§ PROVIDED INFORMATION
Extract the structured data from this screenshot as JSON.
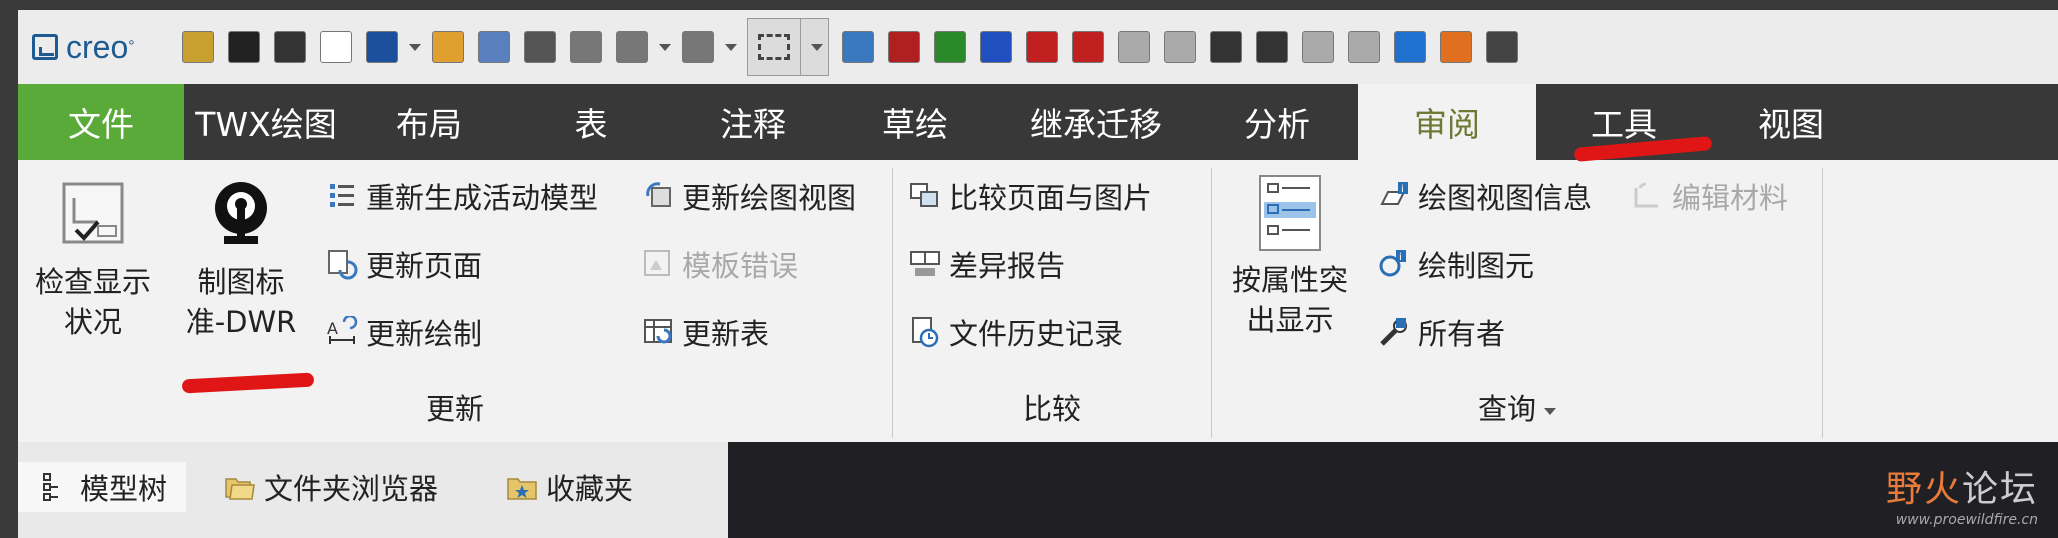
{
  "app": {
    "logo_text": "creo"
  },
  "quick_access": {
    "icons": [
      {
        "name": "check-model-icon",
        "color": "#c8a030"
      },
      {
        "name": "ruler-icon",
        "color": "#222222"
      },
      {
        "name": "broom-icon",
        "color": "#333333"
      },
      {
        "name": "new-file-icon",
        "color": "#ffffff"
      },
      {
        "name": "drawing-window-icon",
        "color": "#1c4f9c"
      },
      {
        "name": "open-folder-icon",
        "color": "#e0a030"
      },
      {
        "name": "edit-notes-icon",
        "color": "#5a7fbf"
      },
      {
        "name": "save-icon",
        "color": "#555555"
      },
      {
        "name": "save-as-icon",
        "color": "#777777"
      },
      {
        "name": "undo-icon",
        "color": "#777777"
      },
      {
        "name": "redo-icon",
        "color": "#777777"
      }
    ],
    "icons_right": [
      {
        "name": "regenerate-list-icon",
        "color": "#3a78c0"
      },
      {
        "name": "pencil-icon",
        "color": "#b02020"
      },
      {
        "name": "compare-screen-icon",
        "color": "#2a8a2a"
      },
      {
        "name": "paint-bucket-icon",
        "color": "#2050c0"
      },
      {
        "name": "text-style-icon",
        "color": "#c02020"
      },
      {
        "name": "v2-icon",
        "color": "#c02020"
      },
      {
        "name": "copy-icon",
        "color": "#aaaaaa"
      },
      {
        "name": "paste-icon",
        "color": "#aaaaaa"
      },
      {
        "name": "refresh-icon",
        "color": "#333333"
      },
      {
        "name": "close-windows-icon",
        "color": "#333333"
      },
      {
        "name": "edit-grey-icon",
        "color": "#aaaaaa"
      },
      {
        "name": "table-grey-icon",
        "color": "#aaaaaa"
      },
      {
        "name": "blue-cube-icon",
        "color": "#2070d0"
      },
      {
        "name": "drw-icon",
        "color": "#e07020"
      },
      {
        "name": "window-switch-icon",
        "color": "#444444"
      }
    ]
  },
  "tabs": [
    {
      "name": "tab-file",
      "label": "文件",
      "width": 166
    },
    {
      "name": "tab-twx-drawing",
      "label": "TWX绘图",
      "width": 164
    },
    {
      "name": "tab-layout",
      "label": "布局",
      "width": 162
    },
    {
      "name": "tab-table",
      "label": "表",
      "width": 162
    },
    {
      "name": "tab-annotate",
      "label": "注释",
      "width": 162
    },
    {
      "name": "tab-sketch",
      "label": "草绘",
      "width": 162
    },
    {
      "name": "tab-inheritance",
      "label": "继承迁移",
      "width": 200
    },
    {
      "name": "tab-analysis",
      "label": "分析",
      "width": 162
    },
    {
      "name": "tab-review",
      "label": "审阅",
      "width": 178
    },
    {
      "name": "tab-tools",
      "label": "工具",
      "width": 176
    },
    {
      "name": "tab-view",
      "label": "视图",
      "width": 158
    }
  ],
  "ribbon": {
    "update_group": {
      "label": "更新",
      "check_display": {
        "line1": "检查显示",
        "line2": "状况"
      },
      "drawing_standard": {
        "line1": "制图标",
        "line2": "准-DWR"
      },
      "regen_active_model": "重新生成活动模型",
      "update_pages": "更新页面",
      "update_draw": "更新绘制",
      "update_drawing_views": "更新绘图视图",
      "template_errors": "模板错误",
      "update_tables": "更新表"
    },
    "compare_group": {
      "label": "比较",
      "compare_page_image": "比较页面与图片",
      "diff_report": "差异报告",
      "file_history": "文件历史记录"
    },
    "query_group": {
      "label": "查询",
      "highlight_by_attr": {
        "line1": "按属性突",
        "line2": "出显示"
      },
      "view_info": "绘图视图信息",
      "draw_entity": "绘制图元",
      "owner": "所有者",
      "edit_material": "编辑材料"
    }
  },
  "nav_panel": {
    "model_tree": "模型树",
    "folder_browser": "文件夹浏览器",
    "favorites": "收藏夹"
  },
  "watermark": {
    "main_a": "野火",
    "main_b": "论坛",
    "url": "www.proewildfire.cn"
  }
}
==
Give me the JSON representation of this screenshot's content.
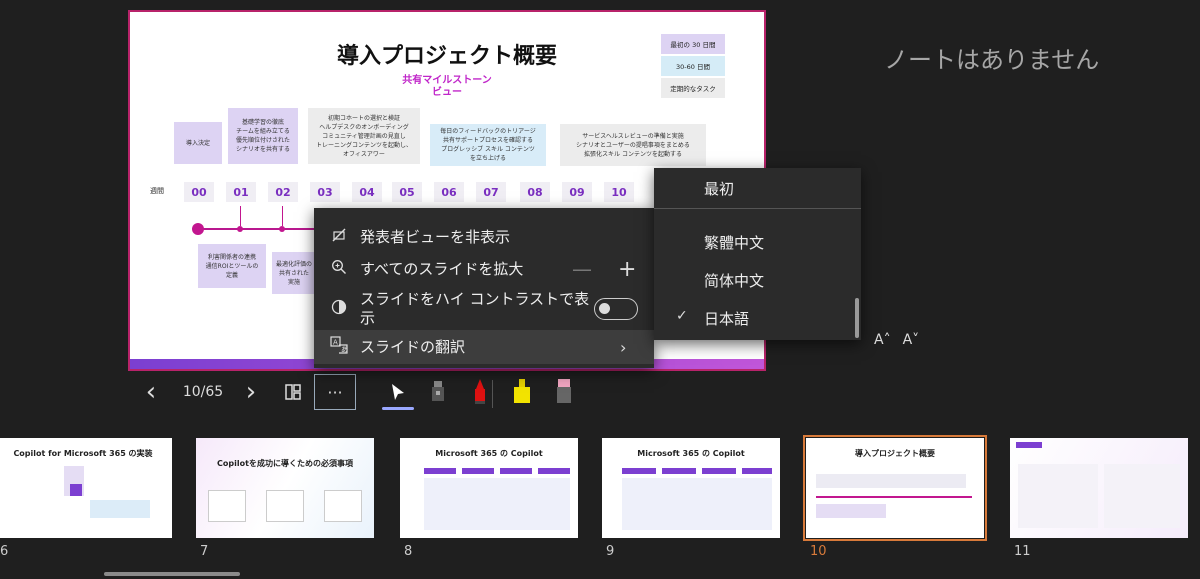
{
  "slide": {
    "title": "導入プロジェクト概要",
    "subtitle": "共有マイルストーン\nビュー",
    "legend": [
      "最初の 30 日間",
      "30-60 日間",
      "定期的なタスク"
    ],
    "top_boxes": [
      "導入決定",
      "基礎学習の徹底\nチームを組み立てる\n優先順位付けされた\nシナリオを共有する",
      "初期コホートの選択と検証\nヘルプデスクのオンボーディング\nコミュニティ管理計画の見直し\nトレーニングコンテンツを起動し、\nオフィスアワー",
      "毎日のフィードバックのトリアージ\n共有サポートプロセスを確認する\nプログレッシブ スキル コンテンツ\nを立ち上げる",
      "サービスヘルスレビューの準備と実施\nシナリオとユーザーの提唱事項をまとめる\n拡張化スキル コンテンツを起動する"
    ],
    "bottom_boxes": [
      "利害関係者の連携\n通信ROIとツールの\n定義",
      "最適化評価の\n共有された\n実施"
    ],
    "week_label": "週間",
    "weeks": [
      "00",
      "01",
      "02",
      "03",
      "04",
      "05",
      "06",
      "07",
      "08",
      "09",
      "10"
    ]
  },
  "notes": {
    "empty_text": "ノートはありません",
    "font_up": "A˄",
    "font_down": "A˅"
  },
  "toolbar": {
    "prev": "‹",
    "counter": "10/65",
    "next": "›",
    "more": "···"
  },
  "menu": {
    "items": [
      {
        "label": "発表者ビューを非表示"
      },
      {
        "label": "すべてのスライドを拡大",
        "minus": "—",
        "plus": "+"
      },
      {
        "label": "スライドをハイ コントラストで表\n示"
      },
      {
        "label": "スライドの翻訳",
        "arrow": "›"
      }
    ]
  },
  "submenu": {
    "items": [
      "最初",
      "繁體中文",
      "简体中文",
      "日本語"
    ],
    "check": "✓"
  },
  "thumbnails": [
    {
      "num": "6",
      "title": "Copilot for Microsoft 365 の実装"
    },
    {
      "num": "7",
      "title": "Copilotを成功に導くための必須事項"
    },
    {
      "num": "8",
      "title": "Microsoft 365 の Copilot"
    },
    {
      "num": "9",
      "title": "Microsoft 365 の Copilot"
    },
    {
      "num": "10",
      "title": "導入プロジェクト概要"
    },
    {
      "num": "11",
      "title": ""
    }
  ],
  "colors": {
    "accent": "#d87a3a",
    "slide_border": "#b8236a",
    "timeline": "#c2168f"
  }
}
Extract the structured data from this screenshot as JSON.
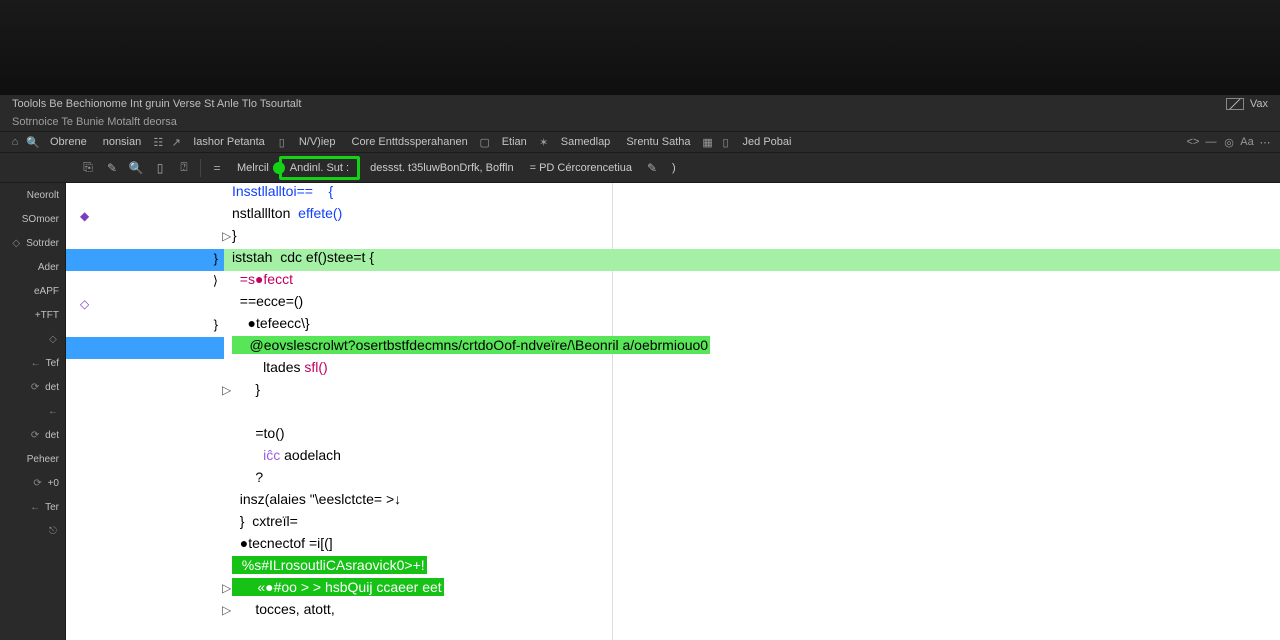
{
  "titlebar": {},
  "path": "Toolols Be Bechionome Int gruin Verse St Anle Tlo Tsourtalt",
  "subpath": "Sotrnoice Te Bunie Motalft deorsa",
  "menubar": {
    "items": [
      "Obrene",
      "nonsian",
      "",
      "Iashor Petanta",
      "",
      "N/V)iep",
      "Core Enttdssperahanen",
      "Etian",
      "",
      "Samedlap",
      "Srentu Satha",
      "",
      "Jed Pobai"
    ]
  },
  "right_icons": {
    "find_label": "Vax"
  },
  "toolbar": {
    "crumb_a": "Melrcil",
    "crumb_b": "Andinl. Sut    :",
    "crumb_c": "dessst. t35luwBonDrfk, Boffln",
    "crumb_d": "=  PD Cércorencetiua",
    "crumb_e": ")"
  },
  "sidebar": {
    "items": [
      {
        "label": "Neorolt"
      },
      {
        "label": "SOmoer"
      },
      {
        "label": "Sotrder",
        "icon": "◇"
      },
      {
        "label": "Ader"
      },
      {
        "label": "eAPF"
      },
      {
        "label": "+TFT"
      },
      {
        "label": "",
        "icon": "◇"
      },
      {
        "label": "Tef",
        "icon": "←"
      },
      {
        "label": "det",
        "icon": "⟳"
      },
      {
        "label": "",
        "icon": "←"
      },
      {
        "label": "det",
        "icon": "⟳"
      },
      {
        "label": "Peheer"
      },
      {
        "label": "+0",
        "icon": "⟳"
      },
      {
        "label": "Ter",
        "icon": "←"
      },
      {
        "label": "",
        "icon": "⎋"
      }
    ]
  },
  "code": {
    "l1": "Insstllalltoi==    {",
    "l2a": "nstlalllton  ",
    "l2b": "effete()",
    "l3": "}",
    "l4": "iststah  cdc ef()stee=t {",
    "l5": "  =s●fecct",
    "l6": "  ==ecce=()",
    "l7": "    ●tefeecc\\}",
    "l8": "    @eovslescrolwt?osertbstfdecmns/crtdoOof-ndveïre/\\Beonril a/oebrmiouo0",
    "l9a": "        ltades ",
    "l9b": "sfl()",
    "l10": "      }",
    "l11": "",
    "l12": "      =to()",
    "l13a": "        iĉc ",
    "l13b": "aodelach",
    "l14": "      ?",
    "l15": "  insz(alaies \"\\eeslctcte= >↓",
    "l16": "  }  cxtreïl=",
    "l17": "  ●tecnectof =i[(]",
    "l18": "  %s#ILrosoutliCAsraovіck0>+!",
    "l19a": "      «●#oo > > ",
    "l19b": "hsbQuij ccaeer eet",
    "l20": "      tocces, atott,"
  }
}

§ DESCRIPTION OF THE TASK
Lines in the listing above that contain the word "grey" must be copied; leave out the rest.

§ SOLUTION
        "name": "edit-grey-icon",
        "name": "table-grey-icon",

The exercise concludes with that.